The absolute best advice I can give you when you’re buying a binocular is to…well, buy a binocular.
Let me explain: you’re likely to get the most use and enjoyment out of an optical instrument that is exactly that—a binocular, with no gimmicky features like zoom or image stabilization added. No extraneous bells and whistles, no superfluous “improvements” intended to enhance its performance or, more likely, impress the potential buyer.
To put it in Zen-like terms, you want a binocular that truly wears its binocular-ness, with no other aspiration than to let you see faraway things closer in the best possible way.
I know this runs counter to current conventional wisdom, since these days we want our widgets to do more, to multi-task like we do, to give us something else besides what they were originally designed to do. Take refrigerators, for example. Why just keep things cool when your Wi-Fi fridge can now text you when your milk passes its expiration date, or if you’re low on pickles?
(In case you were wondering: yes, there is now a Wi-Fi binocular, complete with internal computer, digital video camera, digital zoom, night vision, compass, and if I’m not mistaken, it will text you when you’re low on pickles. And no, you do not want this binocular, regardless of how pickle-centric your life is).
What you DO want is an optic that puts all its emphasis where it belongs—not in conspicuous features designed to impress, but in those comparatively mundane components that deliver awesome optical performance, most notably the glass and its optical coatings that are the heart and soul of a quality binocular. That means no zoom, digital camera, image stabilization, night vision, “ruby” lens coatings, Wi-Fi, compass, GPS, or anything else manufacturers or, to be more precise, their marketing teams, dream up.
Let me be clear: there may be instances when these add-ons make sense for specific users and circumstances, but in general when you add one of these gimmicks you take away something of higher value to maintain an attractive price point (it’s usually glass quality that suffers) AND you usually add weight to the binocular, which is exactly what you don’t want to do.

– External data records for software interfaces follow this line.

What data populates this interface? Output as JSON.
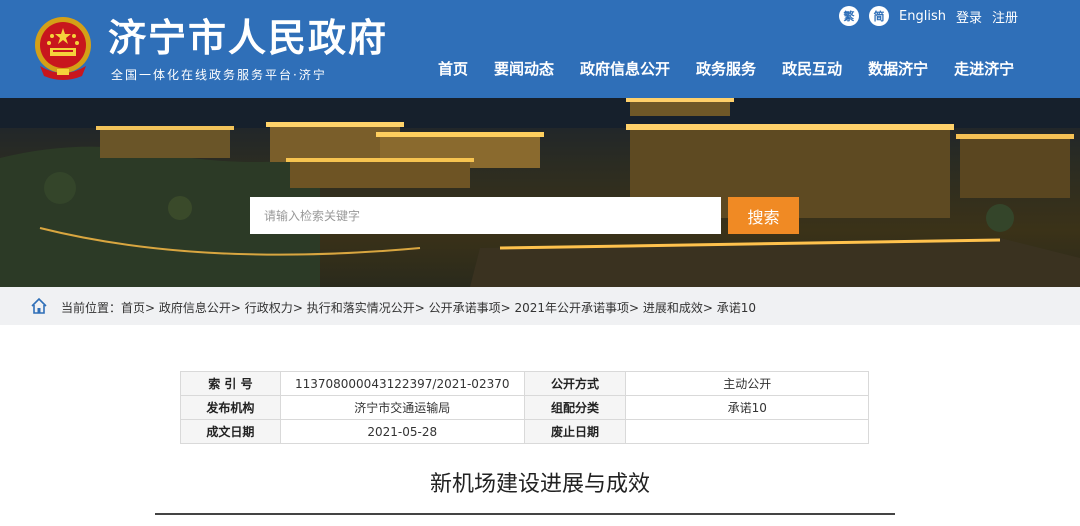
{
  "header": {
    "title": "济宁市人民政府",
    "subtitle": "全国一体化在线政务服务平台·济宁",
    "toplinks": {
      "traditional": "繁",
      "simplified": "简",
      "english": "English",
      "login": "登录",
      "register": "注册"
    },
    "nav": [
      "首页",
      "要闻动态",
      "政府信息公开",
      "政务服务",
      "政民互动",
      "数据济宁",
      "走进济宁"
    ]
  },
  "search": {
    "placeholder": "请输入检索关键字",
    "button": "搜索"
  },
  "breadcrumb": {
    "label": "当前位置：",
    "items": [
      "首页",
      "政府信息公开",
      "行政权力",
      "执行和落实情况公开",
      "公开承诺事项",
      "2021年公开承诺事项",
      "进展和成效",
      "承诺10"
    ]
  },
  "info": {
    "index_label": "索 引 号",
    "index_value": "113708000043122397/2021-02370",
    "method_label": "公开方式",
    "method_value": "主动公开",
    "org_label": "发布机构",
    "org_value": "济宁市交通运输局",
    "cat_label": "组配分类",
    "cat_value": "承诺10",
    "date_label": "成文日期",
    "date_value": "2021-05-28",
    "expire_label": "废止日期",
    "expire_value": ""
  },
  "article": {
    "title": "新机场建设进展与成效"
  },
  "colors": {
    "brand": "#2f6fb8",
    "accent": "#f08a24"
  }
}
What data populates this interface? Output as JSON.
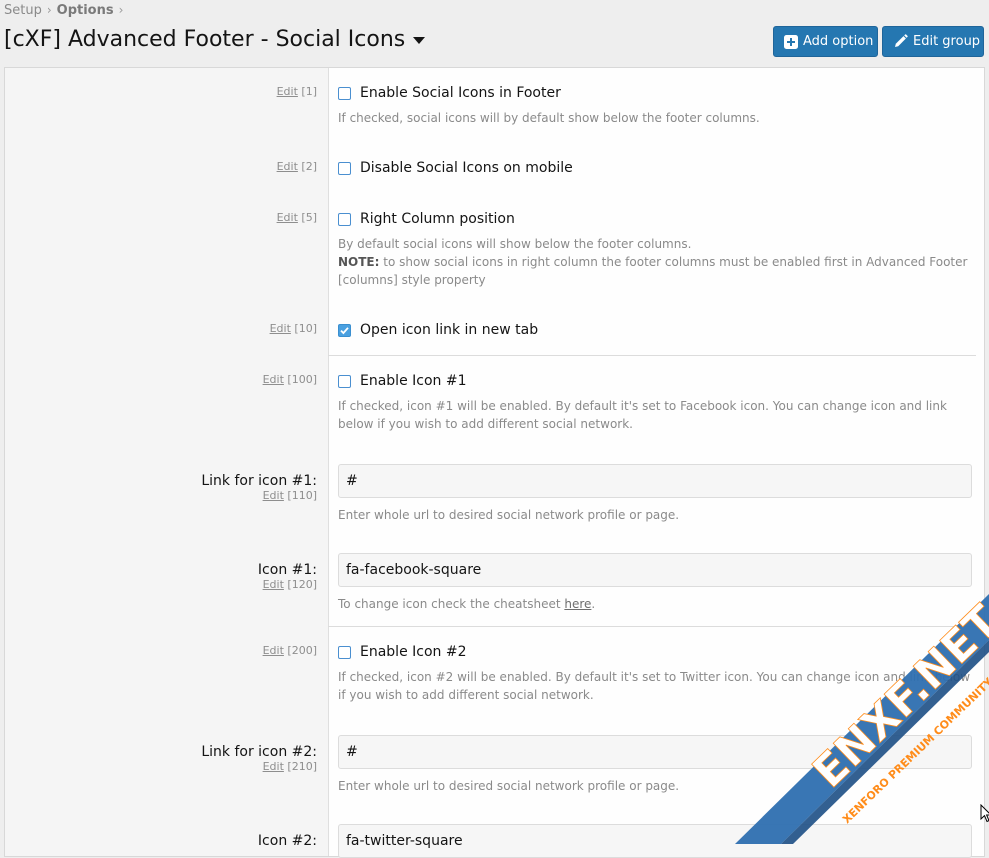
{
  "breadcrumb": {
    "items": [
      "Setup",
      "Options"
    ],
    "separator": "›"
  },
  "title": "[cXF] Advanced Footer - Social Icons",
  "buttons": {
    "add_option": "Add option",
    "edit_group": "Edit group"
  },
  "colors": {
    "primary_button": "#2577b1",
    "checkbox_checked": "#4aa0e0",
    "watermark": "#2e6fb0"
  },
  "edit_label": "Edit",
  "options": [
    {
      "order": "[1]",
      "label": "Enable Social Icons in Footer",
      "checked": false,
      "hint": "If checked, social icons will by default show below the footer columns."
    },
    {
      "order": "[2]",
      "label": "Disable Social Icons on mobile",
      "checked": false
    },
    {
      "order": "[5]",
      "label": "Right Column position",
      "checked": false,
      "hint_line1": "By default social icons will show below the footer columns.",
      "hint_note_label": "NOTE:",
      "hint_note_text": " to show social icons in right column the footer columns must be enabled first in Advanced Footer [columns] style property"
    },
    {
      "order": "[10]",
      "label": "Open icon link in new tab",
      "checked": true
    },
    {
      "order": "[100]",
      "label": "Enable Icon #1",
      "checked": false,
      "hint": "If checked, icon #1 will be enabled. By default it's set to Facebook icon. You can change icon and link below if you wish to add different social network."
    },
    {
      "order": "[110]",
      "field_label": "Link for icon #1:",
      "value": "#",
      "hint": "Enter whole url to desired social network profile or page."
    },
    {
      "order": "[120]",
      "field_label": "Icon #1:",
      "value": "fa-facebook-square",
      "hint_prefix": "To change icon check the cheatsheet ",
      "hint_link": "here",
      "hint_suffix": "."
    },
    {
      "order": "[200]",
      "label": "Enable Icon #2",
      "checked": false,
      "hint": "If checked, icon #2 will be enabled. By default it's set to Twitter icon. You can change icon and link below if you wish to add different social network."
    },
    {
      "order": "[210]",
      "field_label": "Link for icon #2:",
      "value": "#",
      "hint": "Enter whole url to desired social network profile or page."
    },
    {
      "field_label": "Icon #2:",
      "value": "fa-twitter-square"
    }
  ],
  "watermark": {
    "main": "ENXF.NET",
    "sub": "XENFORO PREMIUM COMMUNITY"
  }
}
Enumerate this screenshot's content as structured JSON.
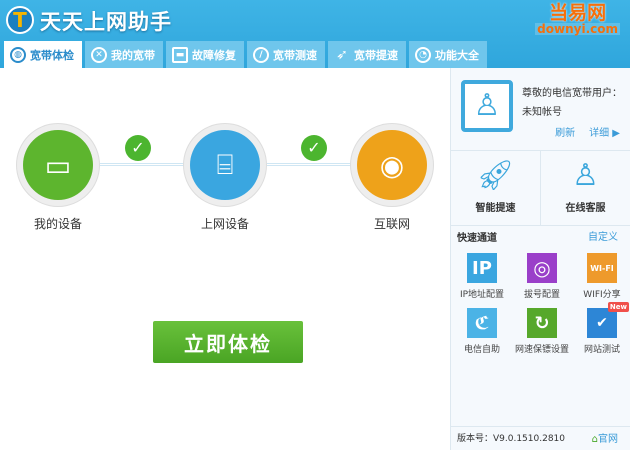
{
  "app": {
    "title": "天天上网助手",
    "brand_top": "当易网",
    "brand_bottom": "downyi.com"
  },
  "tabs": [
    {
      "label": "宽带体检",
      "icon": "globe-icon"
    },
    {
      "label": "我的宽带",
      "icon": "network-icon"
    },
    {
      "label": "故障修复",
      "icon": "toolbox-icon"
    },
    {
      "label": "宽带测速",
      "icon": "speedometer-icon"
    },
    {
      "label": "宽带提速",
      "icon": "rocket-icon"
    },
    {
      "label": "功能大全",
      "icon": "apps-icon"
    }
  ],
  "main": {
    "nodes": [
      {
        "label": "我的设备",
        "color": "#5db52e"
      },
      {
        "label": "上网设备",
        "color": "#3aa6e0"
      },
      {
        "label": "互联网",
        "color": "#eea21a"
      }
    ],
    "check_button": "立即体检"
  },
  "side": {
    "greeting": "尊敬的电信宽带用户：",
    "account": "未知帐号",
    "refresh": "刷新",
    "detail": "详细 ▶",
    "big": [
      {
        "label": "智能提速"
      },
      {
        "label": "在线客服"
      }
    ],
    "quick_title": "快速通道",
    "customize": "自定义",
    "quick": [
      {
        "label": "IP地址配置",
        "glyph": "IP",
        "color": "#3aa6e0"
      },
      {
        "label": "拔号配置",
        "glyph": "◎",
        "color": "#9a3fc9"
      },
      {
        "label": "WIFI分享",
        "glyph": "WI-FI",
        "color": "#ee9a2c"
      },
      {
        "label": "电信自助",
        "glyph": "ℭ",
        "color": "#4bb3e6"
      },
      {
        "label": "网速保镖设置",
        "glyph": "↻",
        "color": "#56a82b"
      },
      {
        "label": "网站测试",
        "glyph": "✔",
        "color": "#2d86d6",
        "badge": "New"
      }
    ],
    "version": "版本号：V9.0.1510.2810",
    "website": "官网"
  }
}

Given that these added features are often useless and even counterproductive it’s remarkable that their popularity persists, so proceed with caution as you approach your purchase decision. In Part 2 I’ll talk about a few of the more popular “enhancements” and why you should ignore them if you want the best possible viewing experience with your new binocular.